We support the establishment of an accountability mechanism, which should be based on human rights and should be gender-responsive. We appreciate that the process is going to be inclusive, where we assume that CSOs and social movements being given opportunity to input into the development of this monitoring and accountability framework. However, sufficient time should be provided to give input – something that current ICN2 processes do not give. This allows those from the global South, and those who also need time to consult among its constituencies, to be able to give feedback.
CSOs and social movements also need to be included in the list with responsibility for action. Monitoring to ensure that governments and international partners are implementing commitments is a key role.
Comments on Chapter 5

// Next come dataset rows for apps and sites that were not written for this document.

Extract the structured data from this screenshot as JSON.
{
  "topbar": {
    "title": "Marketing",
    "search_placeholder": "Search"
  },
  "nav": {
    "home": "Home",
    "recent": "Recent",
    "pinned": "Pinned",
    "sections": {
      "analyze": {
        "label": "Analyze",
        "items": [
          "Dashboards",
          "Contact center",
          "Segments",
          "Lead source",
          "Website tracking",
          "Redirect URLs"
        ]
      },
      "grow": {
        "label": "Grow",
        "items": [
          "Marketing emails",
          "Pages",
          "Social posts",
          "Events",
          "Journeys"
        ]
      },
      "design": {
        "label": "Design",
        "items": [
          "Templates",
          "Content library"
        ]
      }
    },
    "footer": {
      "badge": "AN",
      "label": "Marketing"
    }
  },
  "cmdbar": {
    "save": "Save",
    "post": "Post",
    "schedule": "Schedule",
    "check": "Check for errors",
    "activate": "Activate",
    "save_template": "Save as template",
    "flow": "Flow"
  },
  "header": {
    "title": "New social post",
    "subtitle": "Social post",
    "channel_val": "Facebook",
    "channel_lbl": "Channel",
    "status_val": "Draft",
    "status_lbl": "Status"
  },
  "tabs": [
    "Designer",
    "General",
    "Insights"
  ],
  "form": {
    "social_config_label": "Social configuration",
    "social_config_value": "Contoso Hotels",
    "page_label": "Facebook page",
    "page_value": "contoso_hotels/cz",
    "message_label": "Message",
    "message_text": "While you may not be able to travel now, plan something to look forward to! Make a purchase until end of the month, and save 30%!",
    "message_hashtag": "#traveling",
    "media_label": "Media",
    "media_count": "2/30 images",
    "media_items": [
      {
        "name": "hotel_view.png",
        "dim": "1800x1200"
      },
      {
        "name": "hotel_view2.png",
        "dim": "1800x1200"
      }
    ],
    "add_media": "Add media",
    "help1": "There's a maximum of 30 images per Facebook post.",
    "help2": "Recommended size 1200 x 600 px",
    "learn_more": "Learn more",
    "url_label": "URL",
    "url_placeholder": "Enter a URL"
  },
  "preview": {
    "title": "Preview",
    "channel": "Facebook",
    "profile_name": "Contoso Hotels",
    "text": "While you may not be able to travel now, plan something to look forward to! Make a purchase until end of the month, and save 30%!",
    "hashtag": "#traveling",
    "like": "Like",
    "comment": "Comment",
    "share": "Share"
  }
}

There needs to be global policy coherence; it needs to make clear how the Rome Declaration and the Framework for Action will be linked with the post-2015 development agenda, including Sustainable Development Goals, as well as the Committee on Food Security and Human Rights Council.

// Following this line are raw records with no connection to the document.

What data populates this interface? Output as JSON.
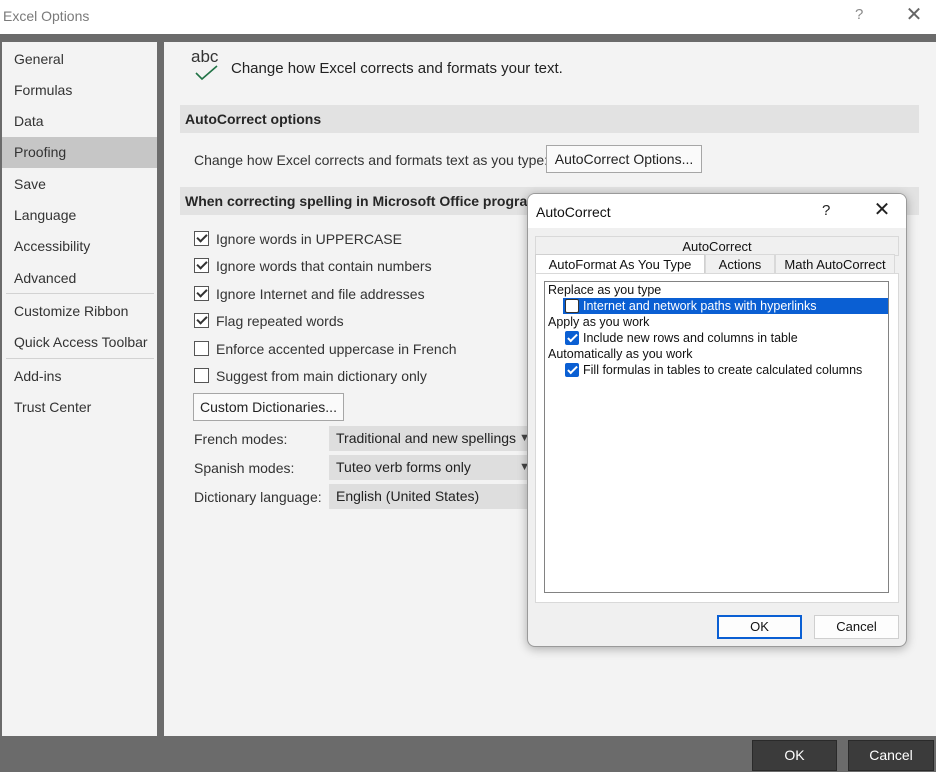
{
  "window": {
    "title": "Excel Options",
    "help": "?",
    "close": "✕"
  },
  "sidebar": {
    "items": [
      {
        "label": "General"
      },
      {
        "label": "Formulas"
      },
      {
        "label": "Data"
      },
      {
        "label": "Proofing",
        "active": true
      },
      {
        "label": "Save"
      },
      {
        "label": "Language"
      },
      {
        "label": "Accessibility"
      },
      {
        "label": "Advanced"
      },
      {
        "label": "Customize Ribbon"
      },
      {
        "label": "Quick Access Toolbar"
      },
      {
        "label": "Add-ins"
      },
      {
        "label": "Trust Center"
      }
    ]
  },
  "main": {
    "icon_text": "abc",
    "header": "Change how Excel corrects and formats your text.",
    "autocorrect_section": "AutoCorrect options",
    "autocorrect_label": "Change how Excel corrects and formats text as you type:",
    "autocorrect_button": "AutoCorrect Options...",
    "spelling_section": "When correcting spelling in Microsoft Office programs",
    "checkboxes": [
      {
        "label": "Ignore words in UPPERCASE",
        "checked": true
      },
      {
        "label": "Ignore words that contain numbers",
        "checked": true
      },
      {
        "label": "Ignore Internet and file addresses",
        "checked": true
      },
      {
        "label": "Flag repeated words",
        "checked": true
      },
      {
        "label": "Enforce accented uppercase in French",
        "checked": false
      },
      {
        "label": "Suggest from main dictionary only",
        "checked": false
      }
    ],
    "custom_dict_button": "Custom Dictionaries...",
    "french_label": "French modes:",
    "french_value": "Traditional and new spellings",
    "spanish_label": "Spanish modes:",
    "spanish_value": "Tuteo verb forms only",
    "dict_lang_label": "Dictionary language:",
    "dict_lang_value": "English (United States)"
  },
  "footer": {
    "ok": "OK",
    "cancel": "Cancel"
  },
  "dialog": {
    "title": "AutoCorrect",
    "help": "?",
    "close": "✕",
    "tabs": {
      "top": "AutoCorrect",
      "autoformat": "AutoFormat As You Type",
      "actions": "Actions",
      "math": "Math AutoCorrect"
    },
    "groups": {
      "replace": "Replace as you type",
      "apply": "Apply as you work",
      "auto": "Automatically as you work"
    },
    "options": {
      "internet": {
        "label": "Internet and network paths with hyperlinks",
        "checked": false,
        "selected": true
      },
      "rows": {
        "label": "Include new rows and columns in table",
        "checked": true
      },
      "formulas": {
        "label": "Fill formulas in tables to create calculated columns",
        "checked": true
      }
    },
    "ok": "OK",
    "cancel": "Cancel"
  },
  "colors": {
    "accent": "#0a5fd3",
    "sidebar_active": "#c6c6c6",
    "footer_bg": "#6b6b6b"
  }
}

2. Does the Framework for Action adequately reflect the commitments of the Rome Declaration on Nutrition, and how could this be improved?
We would like to see the latest version of the Rome Declaration to respond to this, and also to be given further opportunity to give input.
3. Does the Framework for Action provide sufficient guidance to realize the commitments made?
As mentioned above, priority actions must be reframed to be measurable and time-bound where possible.
4. Are there any issues which are missing in the draft Framework for Action to ensure the effective implementation of the commitments and action to achieve the objectives of the ICN2 and its Declaration?
This is already addressed in the above questions.
* ABOUT ARROW
ARROW is a regional, non-profit, women’s NGO based in Kuala Lumpur, Malaysia, and has consultative status with the Economic and Social Council of the United Nations. Since it was established in 1993, it has been working to promote and defend women’s rights and needs, particularly in the areas of health and sexuality, and to reaffirm their agency to claim these rights. ARROW’s current work spans information and communications, knowledge exchange and transfer, evidence generation for advocacy, consistent monitoring of progress towards relevant international commitments made vis-a-vis women’s health, capacity building, partnership building for advocacy, engagement at international and regional forums, and enhancing the organisational strength of both ARROW and her partners. ARROW works with national partners in 17 countries across Asia and the Pacific, as well as with other allies from the global South in Africa, Pacific, Eastern Europe, Latin America and the Caribbean, and the Middle East and North Africa, and with allies from the global North.
 Sources: UN Economic and Social Council (ECOSOC). 2007. Strengthening Efforts to Eradicate Poverty and Hunger, Including through the Global Partnership for Development. Report of the Secretary-General. UN doc. E/2007/71. New York: ECOSOC. And World Food Programme (WFP). 2009. WFP Gender Policy and Strategy: Promoting Gender Equality and the Empowerment of Women in Addressing Food and Nutrition Challenges. Rome: WFP, p.6
 See ARROW & the World Diabetes Foundation (2012). Diabetes: A missing link to achieving sexual and reproductive health in the Asia-Pacific Region. Kuala Lumpur. http://www.arrow.org.my/publications/Diabetes_A_Missing_Link.pdf